Determining how to pay workers is a complicated issue for employers. Most want to offer competitive wages without overextending themselves, but wage-related decisions can be far more complex than calculating a salary or hourly rate. Mistakes and oversights often occur.
Classifying workers as contractors or employees determines everything from a person’s right to receive overtime pay to tax payment liabilities.
Unfortunately, classification is not an exact science. While there are guidelines to help employers make the determination, there can be gray areas and clarity issues that leave room for error. Should an employer misclassify a worker, that person could file a claim seeking financial remedies.
Claims of unpaid overtime, as well as non-payment or underpayment of wages, can arise from an employer’s failure to keep accurate records.
To avoid these claims, diligently record workers’ hours and require pre-approval of overtime so it is clear what work is considered on the clock.

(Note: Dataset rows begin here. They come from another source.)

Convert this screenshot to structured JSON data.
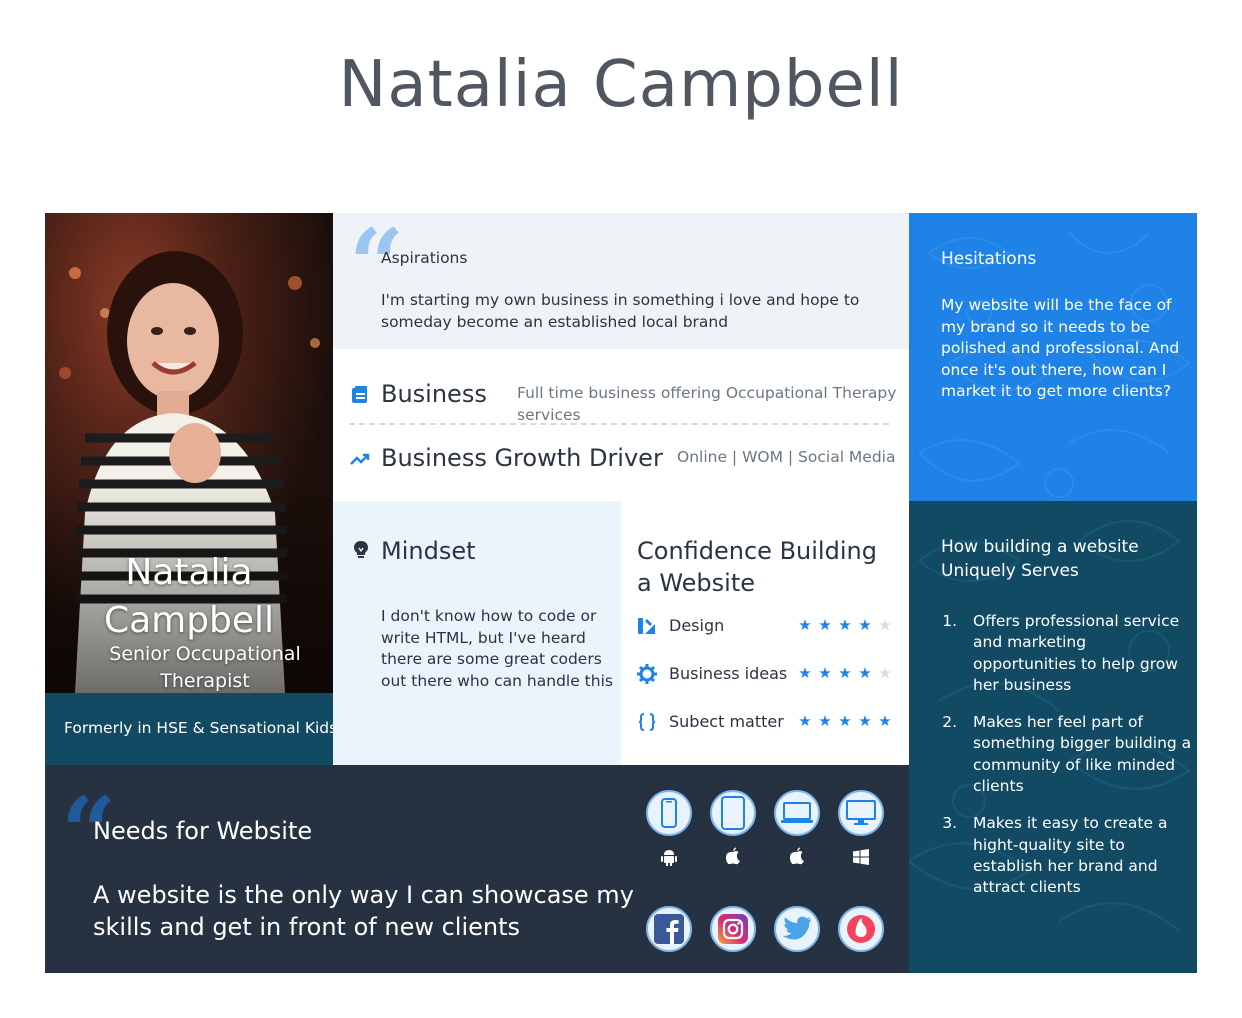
{
  "page_title": "Natalia Campbell",
  "profile": {
    "name": "Natalia Campbell",
    "role": "Senior Occupational Therapist",
    "former": "Formerly in HSE & Sensational Kids"
  },
  "aspirations": {
    "title": "Aspirations",
    "text": "I'm starting my own business in something i love and hope to someday become an established local brand"
  },
  "business": {
    "label": "Business",
    "value": "Full time business offering Occupational Therapy services",
    "growth_label": "Business Growth Driver",
    "growth_value": "Online | WOM | Social Media"
  },
  "hesitations": {
    "title": "Hesitations",
    "text": "My website will be the face of my brand so it needs to be polished and professional. And once it's out there, how can I market it to get more clients?"
  },
  "mindset": {
    "title": "Mindset",
    "text": "I don't know how to code or write HTML, but I've heard there are some great coders out there who can handle this"
  },
  "confidence": {
    "title": "Confidence Building a Website",
    "items": [
      {
        "label": "Design",
        "icon": "design-icon",
        "rating": 4,
        "max": 5
      },
      {
        "label": "Business ideas",
        "icon": "gear-icon",
        "rating": 4,
        "max": 5
      },
      {
        "label": "Subect matter",
        "icon": "code-braces-icon",
        "rating": 5,
        "max": 5
      }
    ]
  },
  "serves": {
    "title": "How building a website Uniquely Serves",
    "items": [
      {
        "num": "1.",
        "text": "Offers professional service and marketing opportunities to help grow her business"
      },
      {
        "num": "2.",
        "text": "Makes her feel part of something bigger building a community of like minded clients"
      },
      {
        "num": "3.",
        "text": "Makes it easy to create a hight-quality site to establish her brand and attract clients"
      }
    ]
  },
  "needs": {
    "title": "Needs for Website",
    "text_line1": "A website is the only way I can showcase my",
    "text_line2": "skills and get in front of new clients"
  },
  "devices": [
    "phone-icon",
    "tablet-icon",
    "laptop-icon",
    "desktop-icon"
  ],
  "platforms": [
    "android-icon",
    "apple-icon",
    "apple-icon",
    "windows-icon"
  ],
  "social": [
    "facebook-icon",
    "instagram-icon",
    "twitter-icon",
    "tinder-icon"
  ],
  "colors": {
    "blue": "#1e82e6",
    "teal": "#124a63",
    "navy": "#263241",
    "light_gray": "#eff2f6",
    "light_blue": "#eaf4fc"
  }
}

Deducting money from a worker’s paycheck is acceptable only under very specific circumstances. For instance, employers may be within their rights to make deductions for uniforms, union dues and other expenses, so long as doing so does not drop the employee’s rate below the minimum wage.
However, unless proper authorizations are first received, docking workers’ pay for damages or other expenses, or withholding a person’s last check, can be grounds for wage-theft allegations.
Failure to pay minimum wage
Minimum wages vary between states, and they are different for certain parties. For instance, in Minnesota, a large employer must pay workers at least $10.33 per hour; the rate for smaller employers is currently $8.42.
Minimum wage issues can arise when employers do not meet these obligations or are confused about the law regarding tipped workers, youth workers, or other groups.
Proper payment practices
Employers who wish to avoid wage or hour misconduct allegations would be wise to educate themselves on these and other labor law issues. If there are questions or concerns about wage policies, discussing them with an attorney can help clear up confusion and prevent a costly legal dispute.